Two years after enactment of the Affordable Care Act, almost every state in the union has implemented at least one item from the law’s early market reforms, the Patient's Bill of Rights, an analysis from the Commonwealth Fund has found.
Of the 49 states that have taken some action, 23 (and the District of Columbia) passed legislation or enacted regulations addressing at least one of the reforms. Twelve states addressed all the reforms. An additional 15 issued guidance for insurers on the reforms, and 11 states took no action but reported that regulators were reviewing insurers’ policy forms for compliance with reforms.
Only Arizona has done nothing to enact ACA reforms
Early market reforms that comprise the Patient’s Bill of Rights include:
• Coverage for dependents until age 26 years.
• Coverage for children younger than age 19 years, regardless of preexisting conditions.
• Prohibition of lifetime limits on essential health benefits.
• Phasing out of annual limits on the cost of essential health benefits.
• Access to a gynecologist without a referral.
• Access to copayment-free preventive services.
• Prohibition of canceling insurance except in cases of fraud or intentional misrepresentation.
• Increased flexibility in choosing a pediatrician.
• Increased flexibility in choosing a primary care provider.
• Expanded coverage of emergency services.
The Commonwealth analysis did not examine state action on other insurance reforms, including medical loss ratio requirements or standards for insurance premiums.
Even as the Supreme Court readies to examine a host of legal challenges to the ACA, states seem to be supporting the law’s implementation, at least through their actions, according to Katie Keith, lead author of the analysis.
"The vast majority of states have been very busy on health reform, at least on these early market reforms," Ms. Keith said in an interview. "You can see [the reforms] being really baked into state law and regulatory practice in all 50 states."
As the law currently stands, if states don’t implement the Patient’s Bill of Rights by Jan. 1, 2014, the federal government will do it for them.

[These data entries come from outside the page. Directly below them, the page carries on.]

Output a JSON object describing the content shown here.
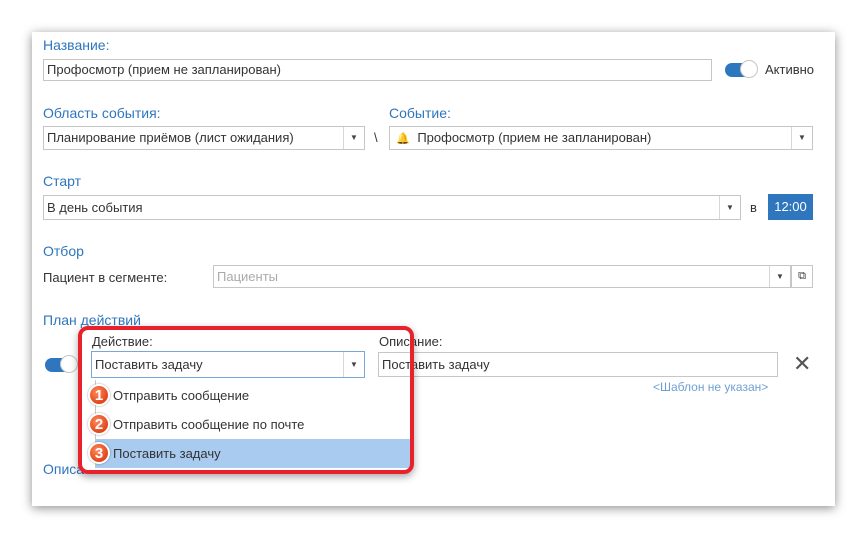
{
  "name": {
    "label": "Название:",
    "value": "Профосмотр (прием не запланирован)",
    "active_label": "Активно"
  },
  "event_area": {
    "label": "Область события:",
    "value": "Планирование приёмов (лист ожидания)"
  },
  "separator": "\\",
  "event": {
    "label": "Событие:",
    "value": "Профосмотр (прием не запланирован)"
  },
  "start": {
    "label": "Старт",
    "value": "В день события",
    "at_label": "в",
    "time": "12:00"
  },
  "filter": {
    "label": "Отбор",
    "segment_label": "Пациент в сегменте:",
    "segment_placeholder": "Пациенты"
  },
  "plan": {
    "label": "План действий",
    "action_label": "Действие:",
    "action_value": "Поставить задачу",
    "description_label": "Описание:",
    "description_value": "Поставить задачу",
    "template_link": "<Шаблон не указан>",
    "options": [
      {
        "badge": "1",
        "label": "Отправить сообщение"
      },
      {
        "badge": "2",
        "label": "Отправить сообщение по почте"
      },
      {
        "badge": "3",
        "label": "Поставить задачу"
      }
    ]
  },
  "description_section": {
    "label": "Описа"
  },
  "colors": {
    "accent": "#2e76bd",
    "highlight": "#e8222b",
    "selected_row": "#a8cbef"
  }
}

States that have not acted on these ACA reforms already may have stronger patient protections or their laws already may allow enforcement of the ACA, Ms. Keith said.
But while the ACA brings unprecedented coverage, opponents say the costs outweigh the benefits.
"For individuals and employers, the results from these new federal regulations will be across-the-board increases in health insurance costs and premiums ... These additional costs will likely exceed any possible savings from lower administrative costs for insurers," according to a report from the Heritage Foundation.
The Obama administration contends that overall, reforms that create transparency in the market will result in lower costs.